Brief:
Check each line of the listing, and copy it if it contains the word "JSON".

Segment Start: Provided material

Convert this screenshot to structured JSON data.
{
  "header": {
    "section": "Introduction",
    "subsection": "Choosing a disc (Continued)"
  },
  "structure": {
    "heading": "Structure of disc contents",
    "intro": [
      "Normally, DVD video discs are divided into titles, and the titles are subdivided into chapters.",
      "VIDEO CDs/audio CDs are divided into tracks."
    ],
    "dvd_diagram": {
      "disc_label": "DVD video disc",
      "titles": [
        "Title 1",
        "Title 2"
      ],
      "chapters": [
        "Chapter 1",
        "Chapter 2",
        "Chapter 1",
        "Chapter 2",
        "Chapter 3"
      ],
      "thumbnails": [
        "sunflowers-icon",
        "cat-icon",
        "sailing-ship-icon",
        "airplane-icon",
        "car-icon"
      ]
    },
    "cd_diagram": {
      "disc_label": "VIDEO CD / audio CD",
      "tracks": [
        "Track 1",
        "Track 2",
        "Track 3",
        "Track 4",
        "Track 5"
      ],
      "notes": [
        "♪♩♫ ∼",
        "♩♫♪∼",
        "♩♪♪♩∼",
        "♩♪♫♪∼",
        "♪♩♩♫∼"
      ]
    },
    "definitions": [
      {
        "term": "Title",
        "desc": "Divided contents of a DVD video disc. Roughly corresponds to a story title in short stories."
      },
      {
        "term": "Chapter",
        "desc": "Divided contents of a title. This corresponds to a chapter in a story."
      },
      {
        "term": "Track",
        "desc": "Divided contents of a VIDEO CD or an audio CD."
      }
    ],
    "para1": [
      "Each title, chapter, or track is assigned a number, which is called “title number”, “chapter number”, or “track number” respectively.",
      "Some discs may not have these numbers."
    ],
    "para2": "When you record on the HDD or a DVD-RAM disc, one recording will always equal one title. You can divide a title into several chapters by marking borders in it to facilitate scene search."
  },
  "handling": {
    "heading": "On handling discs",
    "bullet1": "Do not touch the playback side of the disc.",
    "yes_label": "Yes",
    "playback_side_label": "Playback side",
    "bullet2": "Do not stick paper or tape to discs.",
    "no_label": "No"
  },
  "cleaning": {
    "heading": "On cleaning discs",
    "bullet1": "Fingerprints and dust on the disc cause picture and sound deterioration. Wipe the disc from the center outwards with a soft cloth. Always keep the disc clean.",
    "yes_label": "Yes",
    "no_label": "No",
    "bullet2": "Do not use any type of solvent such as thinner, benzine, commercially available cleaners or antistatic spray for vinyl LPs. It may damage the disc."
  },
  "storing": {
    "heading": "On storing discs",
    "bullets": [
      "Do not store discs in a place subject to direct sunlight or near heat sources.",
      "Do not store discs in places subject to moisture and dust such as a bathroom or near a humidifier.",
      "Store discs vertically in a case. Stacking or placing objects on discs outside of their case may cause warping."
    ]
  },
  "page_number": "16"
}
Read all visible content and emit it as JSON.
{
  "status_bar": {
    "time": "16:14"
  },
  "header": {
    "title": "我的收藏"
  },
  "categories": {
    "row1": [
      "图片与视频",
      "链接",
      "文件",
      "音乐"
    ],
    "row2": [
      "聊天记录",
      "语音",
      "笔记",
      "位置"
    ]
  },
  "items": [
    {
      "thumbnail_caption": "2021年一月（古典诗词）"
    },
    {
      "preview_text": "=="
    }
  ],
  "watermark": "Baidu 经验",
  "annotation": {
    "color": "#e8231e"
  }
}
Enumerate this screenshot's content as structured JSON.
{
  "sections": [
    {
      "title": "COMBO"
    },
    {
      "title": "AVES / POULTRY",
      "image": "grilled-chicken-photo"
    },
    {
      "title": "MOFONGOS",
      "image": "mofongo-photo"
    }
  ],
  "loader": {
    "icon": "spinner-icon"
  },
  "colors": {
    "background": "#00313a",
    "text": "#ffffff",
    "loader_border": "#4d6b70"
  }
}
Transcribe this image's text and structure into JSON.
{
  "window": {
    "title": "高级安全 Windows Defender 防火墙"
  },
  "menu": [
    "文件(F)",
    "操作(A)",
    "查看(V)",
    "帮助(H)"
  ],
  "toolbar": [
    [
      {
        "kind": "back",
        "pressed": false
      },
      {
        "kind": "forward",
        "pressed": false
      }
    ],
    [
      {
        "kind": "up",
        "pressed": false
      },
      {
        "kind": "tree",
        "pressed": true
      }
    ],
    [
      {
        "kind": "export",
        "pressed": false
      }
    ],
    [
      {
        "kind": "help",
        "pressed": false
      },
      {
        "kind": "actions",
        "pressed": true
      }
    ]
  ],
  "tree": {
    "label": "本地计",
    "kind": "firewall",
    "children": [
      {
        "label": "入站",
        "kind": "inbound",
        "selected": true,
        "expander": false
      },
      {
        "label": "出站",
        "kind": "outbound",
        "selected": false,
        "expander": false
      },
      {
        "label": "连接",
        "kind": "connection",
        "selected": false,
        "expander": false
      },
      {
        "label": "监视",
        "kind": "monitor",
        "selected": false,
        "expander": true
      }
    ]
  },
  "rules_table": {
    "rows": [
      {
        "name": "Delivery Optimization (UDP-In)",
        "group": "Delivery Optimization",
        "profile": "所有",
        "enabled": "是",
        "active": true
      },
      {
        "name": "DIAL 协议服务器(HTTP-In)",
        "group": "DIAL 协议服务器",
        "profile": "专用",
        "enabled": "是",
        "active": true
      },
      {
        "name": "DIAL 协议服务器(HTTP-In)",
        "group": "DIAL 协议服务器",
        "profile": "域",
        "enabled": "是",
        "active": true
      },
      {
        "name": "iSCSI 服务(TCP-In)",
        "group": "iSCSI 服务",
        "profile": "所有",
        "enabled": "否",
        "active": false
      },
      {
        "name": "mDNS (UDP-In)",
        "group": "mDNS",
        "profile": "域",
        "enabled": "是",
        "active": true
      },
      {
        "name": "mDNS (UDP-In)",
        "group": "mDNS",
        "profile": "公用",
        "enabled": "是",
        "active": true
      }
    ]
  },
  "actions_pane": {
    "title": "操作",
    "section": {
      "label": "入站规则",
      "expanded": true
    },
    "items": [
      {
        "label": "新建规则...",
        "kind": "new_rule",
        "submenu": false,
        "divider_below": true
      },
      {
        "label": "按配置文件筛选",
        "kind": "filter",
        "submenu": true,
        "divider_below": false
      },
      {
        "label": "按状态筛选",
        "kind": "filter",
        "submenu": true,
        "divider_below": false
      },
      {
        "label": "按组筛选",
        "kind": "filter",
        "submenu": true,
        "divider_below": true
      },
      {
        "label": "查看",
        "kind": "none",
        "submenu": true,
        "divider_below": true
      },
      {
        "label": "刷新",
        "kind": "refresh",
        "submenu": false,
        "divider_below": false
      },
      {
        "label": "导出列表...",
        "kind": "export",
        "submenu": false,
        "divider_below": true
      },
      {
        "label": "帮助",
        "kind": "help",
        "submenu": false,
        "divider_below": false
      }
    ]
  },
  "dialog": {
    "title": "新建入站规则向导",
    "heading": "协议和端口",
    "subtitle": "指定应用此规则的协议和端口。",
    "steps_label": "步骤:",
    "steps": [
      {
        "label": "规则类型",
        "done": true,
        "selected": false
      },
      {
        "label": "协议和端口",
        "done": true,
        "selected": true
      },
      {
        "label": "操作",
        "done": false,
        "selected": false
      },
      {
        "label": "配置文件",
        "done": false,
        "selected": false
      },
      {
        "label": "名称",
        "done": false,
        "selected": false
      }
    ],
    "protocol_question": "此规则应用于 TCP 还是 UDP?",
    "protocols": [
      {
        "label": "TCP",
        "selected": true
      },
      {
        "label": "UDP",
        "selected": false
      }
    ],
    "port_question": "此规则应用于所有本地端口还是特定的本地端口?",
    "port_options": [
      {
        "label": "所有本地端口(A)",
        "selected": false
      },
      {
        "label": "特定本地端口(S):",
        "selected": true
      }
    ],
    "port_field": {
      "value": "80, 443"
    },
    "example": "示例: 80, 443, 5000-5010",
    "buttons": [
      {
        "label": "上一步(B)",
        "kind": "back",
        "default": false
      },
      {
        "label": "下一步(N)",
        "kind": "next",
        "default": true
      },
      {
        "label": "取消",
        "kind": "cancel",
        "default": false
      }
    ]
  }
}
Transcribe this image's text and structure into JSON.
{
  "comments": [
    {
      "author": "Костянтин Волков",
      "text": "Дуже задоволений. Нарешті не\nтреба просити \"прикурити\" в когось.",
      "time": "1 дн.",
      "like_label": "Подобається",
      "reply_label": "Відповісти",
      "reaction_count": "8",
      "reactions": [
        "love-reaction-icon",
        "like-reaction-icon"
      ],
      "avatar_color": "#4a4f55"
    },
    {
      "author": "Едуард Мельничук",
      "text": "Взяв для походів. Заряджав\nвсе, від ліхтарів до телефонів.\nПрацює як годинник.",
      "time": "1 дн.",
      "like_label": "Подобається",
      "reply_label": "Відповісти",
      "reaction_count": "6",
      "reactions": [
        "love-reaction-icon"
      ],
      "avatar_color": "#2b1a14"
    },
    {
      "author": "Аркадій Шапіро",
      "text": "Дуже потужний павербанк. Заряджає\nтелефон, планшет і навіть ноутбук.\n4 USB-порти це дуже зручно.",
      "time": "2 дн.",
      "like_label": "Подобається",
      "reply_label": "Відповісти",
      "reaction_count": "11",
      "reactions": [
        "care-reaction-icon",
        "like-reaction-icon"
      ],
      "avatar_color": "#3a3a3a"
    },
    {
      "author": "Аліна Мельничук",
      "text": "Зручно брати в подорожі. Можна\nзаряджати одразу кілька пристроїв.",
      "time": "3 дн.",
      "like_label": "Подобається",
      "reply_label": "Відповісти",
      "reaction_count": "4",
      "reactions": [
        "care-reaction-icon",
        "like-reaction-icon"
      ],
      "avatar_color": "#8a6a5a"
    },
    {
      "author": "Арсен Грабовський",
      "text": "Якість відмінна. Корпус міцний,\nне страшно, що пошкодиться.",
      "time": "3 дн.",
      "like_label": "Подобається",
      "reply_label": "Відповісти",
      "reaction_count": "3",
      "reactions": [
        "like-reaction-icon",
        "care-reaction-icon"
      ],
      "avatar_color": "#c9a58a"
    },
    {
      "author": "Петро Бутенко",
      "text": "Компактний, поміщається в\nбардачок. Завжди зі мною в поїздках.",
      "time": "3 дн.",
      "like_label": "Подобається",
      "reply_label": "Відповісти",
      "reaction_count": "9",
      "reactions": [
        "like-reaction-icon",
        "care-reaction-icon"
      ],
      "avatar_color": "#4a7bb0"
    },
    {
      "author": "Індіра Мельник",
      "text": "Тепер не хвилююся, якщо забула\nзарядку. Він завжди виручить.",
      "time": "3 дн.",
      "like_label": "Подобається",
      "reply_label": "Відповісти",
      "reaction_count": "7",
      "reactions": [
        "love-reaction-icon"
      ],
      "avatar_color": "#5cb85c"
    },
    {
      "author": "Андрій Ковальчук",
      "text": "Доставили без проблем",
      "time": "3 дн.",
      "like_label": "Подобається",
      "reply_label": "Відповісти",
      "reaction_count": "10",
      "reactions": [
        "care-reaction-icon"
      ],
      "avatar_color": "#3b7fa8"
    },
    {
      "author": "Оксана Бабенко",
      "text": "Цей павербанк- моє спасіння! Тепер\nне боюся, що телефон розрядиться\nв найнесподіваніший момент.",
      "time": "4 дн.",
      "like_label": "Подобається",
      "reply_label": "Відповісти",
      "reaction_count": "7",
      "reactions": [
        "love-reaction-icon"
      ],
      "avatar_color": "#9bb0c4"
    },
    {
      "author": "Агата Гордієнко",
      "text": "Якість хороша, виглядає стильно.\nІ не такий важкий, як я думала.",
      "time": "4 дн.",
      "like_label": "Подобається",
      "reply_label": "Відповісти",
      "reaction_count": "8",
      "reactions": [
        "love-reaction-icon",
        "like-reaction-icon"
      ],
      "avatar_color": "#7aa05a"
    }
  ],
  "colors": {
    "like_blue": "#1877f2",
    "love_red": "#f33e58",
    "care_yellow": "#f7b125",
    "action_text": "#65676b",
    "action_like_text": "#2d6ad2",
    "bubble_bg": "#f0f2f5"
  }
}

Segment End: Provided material

Finished exercise:
Convert this screenshot to structured JSON data.
Read all visible content and emit it as JSON.
Enumerate this screenshot's content as structured JSON.
Transcribe this image's text and structure into JSON.
Transcribe this image's text and structure into JSON.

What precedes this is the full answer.